The new state-of-the-art fire station envisioned by city officials would face College Street and include drive-through bays with an apron on the street-facing side. Fire trucks and emergency vehicles would exit on to College Street, which would be converted from a one-way street into a two-way street from Mass Avenue to Market Street. Returning fire trucks and emergency vehicles would enter the parcel on the south side from Michigan Street on a reconstituted Cincinnati Street in the middle of the block. City officials said a two-level underground parking garage would provide off-street parking for fire station personnel. Residents pointed out, however, that a prior development plan had to be discarded because the water table at that site did not permit construction that deep below the grade.

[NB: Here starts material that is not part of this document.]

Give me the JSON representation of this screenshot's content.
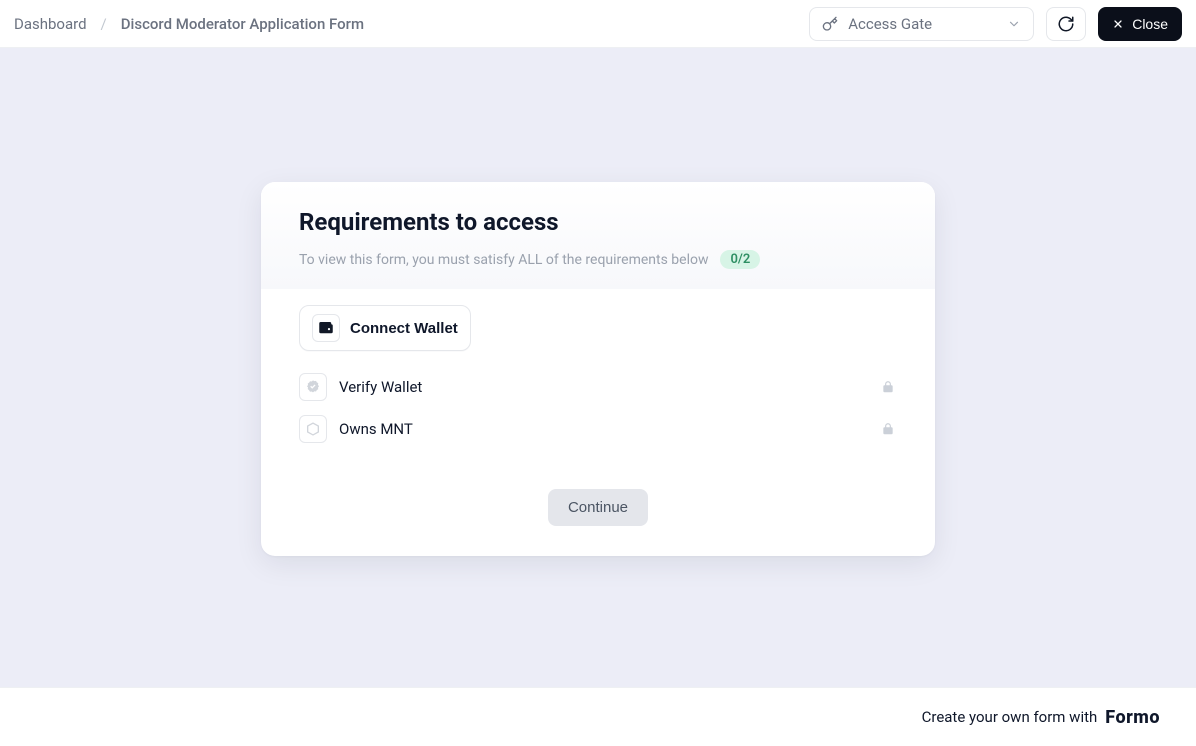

Residents' opposition to the proposed site focused on the fact that it was not consistent with the guidelines for the historic neighborhood, which had always called for dense residential with mixed use at the proposed site. Based on the requirements of the fire station, it does not appear that it will permit the retail development envisioned at the corner of Michigan and College Streets. Several residents suggested the former Market Square Arena site was a more suitable site. Kintner said a fire station at that site would hinder a more comprehensive redevelopment envisioned by the City for that site.

City officials confirmed that council approval will be required for relocating the fire station and that no construction can begin on the ambitious plans for the 500 block of Mass Avenue until the City finds a new location for the fire station and completes construction on it. Councilors Joe Simpson and Vop Osili, who represent the affected neighborhood, spoke briefly and stated their opposition to the proposed location based on the neighborhood feedback. Fire Station #7 is the City's busiest and largest fire station, housing several tactical teams in addition to the standard ladder company and emergency response services.

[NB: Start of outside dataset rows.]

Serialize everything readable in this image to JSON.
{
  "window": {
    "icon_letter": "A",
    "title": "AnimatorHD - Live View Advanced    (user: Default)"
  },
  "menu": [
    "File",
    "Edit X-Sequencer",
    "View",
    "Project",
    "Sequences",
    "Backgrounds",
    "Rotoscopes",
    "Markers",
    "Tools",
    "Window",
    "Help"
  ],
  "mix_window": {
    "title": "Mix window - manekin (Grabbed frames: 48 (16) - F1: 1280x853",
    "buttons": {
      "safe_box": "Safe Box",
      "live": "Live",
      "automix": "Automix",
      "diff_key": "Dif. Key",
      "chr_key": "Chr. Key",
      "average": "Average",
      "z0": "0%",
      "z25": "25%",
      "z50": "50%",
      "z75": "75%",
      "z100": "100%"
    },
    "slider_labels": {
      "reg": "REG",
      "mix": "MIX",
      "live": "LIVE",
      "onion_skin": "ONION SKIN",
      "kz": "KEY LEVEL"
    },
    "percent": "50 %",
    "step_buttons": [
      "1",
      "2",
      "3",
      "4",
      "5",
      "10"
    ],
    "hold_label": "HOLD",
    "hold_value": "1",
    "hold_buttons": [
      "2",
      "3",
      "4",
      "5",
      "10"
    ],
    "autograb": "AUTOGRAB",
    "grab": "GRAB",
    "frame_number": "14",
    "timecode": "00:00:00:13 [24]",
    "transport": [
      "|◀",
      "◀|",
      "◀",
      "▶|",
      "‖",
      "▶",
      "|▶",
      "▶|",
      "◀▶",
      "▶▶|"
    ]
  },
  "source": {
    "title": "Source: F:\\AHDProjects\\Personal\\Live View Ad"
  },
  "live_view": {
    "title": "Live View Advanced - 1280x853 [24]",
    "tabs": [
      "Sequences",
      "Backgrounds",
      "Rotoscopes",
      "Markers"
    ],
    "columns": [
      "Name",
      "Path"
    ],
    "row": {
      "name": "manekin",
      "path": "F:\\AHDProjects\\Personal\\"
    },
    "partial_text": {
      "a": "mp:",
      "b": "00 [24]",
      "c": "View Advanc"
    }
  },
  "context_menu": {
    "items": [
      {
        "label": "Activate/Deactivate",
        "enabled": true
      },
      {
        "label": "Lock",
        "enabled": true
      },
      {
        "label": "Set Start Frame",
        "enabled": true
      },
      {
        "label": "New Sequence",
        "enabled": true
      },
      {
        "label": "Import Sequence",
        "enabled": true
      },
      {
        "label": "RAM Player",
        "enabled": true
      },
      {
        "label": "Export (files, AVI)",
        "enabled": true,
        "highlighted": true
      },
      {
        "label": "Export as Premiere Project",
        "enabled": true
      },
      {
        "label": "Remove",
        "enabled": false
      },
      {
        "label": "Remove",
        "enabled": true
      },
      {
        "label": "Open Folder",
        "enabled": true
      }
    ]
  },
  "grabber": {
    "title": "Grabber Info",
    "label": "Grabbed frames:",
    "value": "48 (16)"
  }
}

Had Enough Indy? said...

This is yet another reason that full disclosure should be made when TIFs are being considered. Everyone except the neighbors knew the fire station would be relocated to this site. The neighbors were denied their inherent right to speak to the plan before taxpayer money was on deck to be raised and spent.

And, as usual, neighbors have key information nobody in city hall's echo chamber ever thought to ask about - like the water table scuttling cellar parking.

Had Enough Indy? said...

I should also add...

Kintner lied by non sequitur. The RFP included the demolition of the current fire station - a fact Kintner shared everywhere. The developer of the Mass Ave site will have nothing to do with the relocated fire station. So, the fact that there is only one site (ever) under consideration is completely irrelevant to any privacy issues involving the RFP proposals.

And, that being said, there was never a reason the winner of that RFP could not be announced with the caveat that a TIF was established as the source of funding. But, that would mean that the Councillors would have more information than Vaughn and Kintner wanted them to have.

Gary R. Welsh said...

The RFP did not foreclose a developer from proposing a plan that incorporated the fire station into the redevelopment of the existing Mass Ave parcel, but it would have required doing it in a fashion that permitted the current station to continue operating while construction was underway. I don't think the developers were too keen on that idea. The biggest rub is that putting the fire station at the North Lockerbie parcel is completely inconsistent with the area development plan for the historic neighborhood. It will, in effect, create the same dead zone in the middle of the neighborhood they complain that the current station causes to the Mass Ave corridor currently.